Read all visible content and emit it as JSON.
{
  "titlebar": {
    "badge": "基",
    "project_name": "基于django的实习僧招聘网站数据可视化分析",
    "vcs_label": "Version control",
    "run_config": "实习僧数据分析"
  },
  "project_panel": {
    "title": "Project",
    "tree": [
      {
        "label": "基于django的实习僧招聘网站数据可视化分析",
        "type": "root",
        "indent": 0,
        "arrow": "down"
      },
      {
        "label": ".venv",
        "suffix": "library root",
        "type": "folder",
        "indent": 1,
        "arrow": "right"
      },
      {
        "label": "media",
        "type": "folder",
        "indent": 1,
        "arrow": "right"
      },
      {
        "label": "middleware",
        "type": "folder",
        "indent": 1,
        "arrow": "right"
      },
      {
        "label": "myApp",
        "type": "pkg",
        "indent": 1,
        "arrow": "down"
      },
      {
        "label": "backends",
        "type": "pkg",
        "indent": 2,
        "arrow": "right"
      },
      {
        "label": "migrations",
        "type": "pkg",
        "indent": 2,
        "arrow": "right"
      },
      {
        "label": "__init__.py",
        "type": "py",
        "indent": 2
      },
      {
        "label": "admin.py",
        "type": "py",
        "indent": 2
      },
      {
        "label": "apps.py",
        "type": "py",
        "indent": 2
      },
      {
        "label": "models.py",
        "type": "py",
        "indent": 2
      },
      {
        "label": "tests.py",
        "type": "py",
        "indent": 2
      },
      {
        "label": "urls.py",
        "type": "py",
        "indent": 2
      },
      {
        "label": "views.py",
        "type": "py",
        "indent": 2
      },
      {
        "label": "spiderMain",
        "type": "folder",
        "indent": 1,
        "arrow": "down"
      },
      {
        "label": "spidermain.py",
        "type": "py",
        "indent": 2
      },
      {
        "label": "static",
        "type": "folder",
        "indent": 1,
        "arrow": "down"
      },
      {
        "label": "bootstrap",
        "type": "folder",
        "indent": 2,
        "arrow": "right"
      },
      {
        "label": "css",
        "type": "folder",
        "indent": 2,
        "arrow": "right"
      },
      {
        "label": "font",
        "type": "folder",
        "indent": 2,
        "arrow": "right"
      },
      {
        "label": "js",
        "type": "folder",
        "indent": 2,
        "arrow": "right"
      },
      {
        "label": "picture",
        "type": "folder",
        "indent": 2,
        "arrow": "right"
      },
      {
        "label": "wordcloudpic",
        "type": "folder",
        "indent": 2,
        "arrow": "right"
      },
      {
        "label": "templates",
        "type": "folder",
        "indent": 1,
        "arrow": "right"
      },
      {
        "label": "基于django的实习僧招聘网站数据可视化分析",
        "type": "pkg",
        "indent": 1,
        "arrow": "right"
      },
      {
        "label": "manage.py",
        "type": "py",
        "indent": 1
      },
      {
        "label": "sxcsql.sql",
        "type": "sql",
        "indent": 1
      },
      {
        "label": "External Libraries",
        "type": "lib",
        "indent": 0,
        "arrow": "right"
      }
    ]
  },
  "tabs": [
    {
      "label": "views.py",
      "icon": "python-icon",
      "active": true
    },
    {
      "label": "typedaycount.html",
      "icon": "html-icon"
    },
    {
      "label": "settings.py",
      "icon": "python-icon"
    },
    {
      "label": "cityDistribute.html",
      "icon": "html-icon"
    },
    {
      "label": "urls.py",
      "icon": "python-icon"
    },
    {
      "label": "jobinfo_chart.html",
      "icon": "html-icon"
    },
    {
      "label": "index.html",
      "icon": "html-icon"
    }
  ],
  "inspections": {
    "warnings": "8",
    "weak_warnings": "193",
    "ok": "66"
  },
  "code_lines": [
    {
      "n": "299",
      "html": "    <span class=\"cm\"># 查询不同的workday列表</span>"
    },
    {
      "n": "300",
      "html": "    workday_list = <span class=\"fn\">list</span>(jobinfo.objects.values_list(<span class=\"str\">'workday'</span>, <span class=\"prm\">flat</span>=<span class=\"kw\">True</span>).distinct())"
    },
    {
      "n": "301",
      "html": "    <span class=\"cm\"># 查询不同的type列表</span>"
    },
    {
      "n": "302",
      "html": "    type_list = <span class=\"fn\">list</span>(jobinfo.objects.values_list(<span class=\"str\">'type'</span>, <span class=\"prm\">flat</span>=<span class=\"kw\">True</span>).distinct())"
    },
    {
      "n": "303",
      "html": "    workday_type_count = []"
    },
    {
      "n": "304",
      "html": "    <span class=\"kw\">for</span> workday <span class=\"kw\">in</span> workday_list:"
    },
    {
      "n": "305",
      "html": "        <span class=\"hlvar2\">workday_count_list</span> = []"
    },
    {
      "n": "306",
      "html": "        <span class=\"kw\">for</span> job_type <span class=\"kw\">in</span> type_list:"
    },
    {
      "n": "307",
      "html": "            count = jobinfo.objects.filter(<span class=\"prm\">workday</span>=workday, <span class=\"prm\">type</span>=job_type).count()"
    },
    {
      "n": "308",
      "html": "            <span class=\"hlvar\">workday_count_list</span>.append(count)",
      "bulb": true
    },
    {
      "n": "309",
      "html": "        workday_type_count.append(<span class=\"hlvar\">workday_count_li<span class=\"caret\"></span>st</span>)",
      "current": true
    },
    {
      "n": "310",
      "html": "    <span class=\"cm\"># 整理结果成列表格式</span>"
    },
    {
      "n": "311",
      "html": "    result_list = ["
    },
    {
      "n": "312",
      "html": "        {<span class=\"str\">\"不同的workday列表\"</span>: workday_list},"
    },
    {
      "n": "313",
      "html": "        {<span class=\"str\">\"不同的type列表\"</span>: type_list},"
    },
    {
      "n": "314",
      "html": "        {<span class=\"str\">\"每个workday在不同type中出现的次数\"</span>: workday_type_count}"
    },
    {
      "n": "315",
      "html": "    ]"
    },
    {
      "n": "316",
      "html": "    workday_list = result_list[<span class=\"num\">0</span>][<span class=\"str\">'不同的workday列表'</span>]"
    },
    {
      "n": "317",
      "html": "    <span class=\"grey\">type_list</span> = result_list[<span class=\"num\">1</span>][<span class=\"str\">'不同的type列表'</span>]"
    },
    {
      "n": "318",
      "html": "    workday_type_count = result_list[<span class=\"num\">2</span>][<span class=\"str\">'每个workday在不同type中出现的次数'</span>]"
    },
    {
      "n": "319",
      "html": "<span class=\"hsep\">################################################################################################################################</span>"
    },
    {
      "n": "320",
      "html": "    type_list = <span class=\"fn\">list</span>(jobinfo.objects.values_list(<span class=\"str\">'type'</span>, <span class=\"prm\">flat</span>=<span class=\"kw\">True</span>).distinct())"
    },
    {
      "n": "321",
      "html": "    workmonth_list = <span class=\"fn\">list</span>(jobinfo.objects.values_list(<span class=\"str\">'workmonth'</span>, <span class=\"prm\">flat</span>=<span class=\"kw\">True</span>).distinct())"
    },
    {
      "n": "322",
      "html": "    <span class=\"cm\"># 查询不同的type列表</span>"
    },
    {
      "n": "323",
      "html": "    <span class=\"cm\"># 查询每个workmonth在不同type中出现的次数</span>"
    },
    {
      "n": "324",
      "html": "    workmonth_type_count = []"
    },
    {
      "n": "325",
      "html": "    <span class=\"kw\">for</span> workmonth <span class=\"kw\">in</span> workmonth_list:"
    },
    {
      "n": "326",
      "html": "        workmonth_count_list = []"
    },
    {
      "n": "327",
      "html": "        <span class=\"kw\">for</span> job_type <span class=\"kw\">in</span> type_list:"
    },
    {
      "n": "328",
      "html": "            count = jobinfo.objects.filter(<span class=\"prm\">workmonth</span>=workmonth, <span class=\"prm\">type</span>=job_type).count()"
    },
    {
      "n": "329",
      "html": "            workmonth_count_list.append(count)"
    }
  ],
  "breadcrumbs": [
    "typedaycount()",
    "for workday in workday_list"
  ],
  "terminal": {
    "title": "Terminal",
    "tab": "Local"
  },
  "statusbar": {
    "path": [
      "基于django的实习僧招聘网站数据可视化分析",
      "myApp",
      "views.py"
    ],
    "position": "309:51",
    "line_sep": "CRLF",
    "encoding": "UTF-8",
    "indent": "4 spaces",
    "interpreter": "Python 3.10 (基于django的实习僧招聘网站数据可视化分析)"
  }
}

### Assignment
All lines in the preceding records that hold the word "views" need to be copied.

### Result below
        "label": "views.py",
      "label": "views.py",
      "views.py"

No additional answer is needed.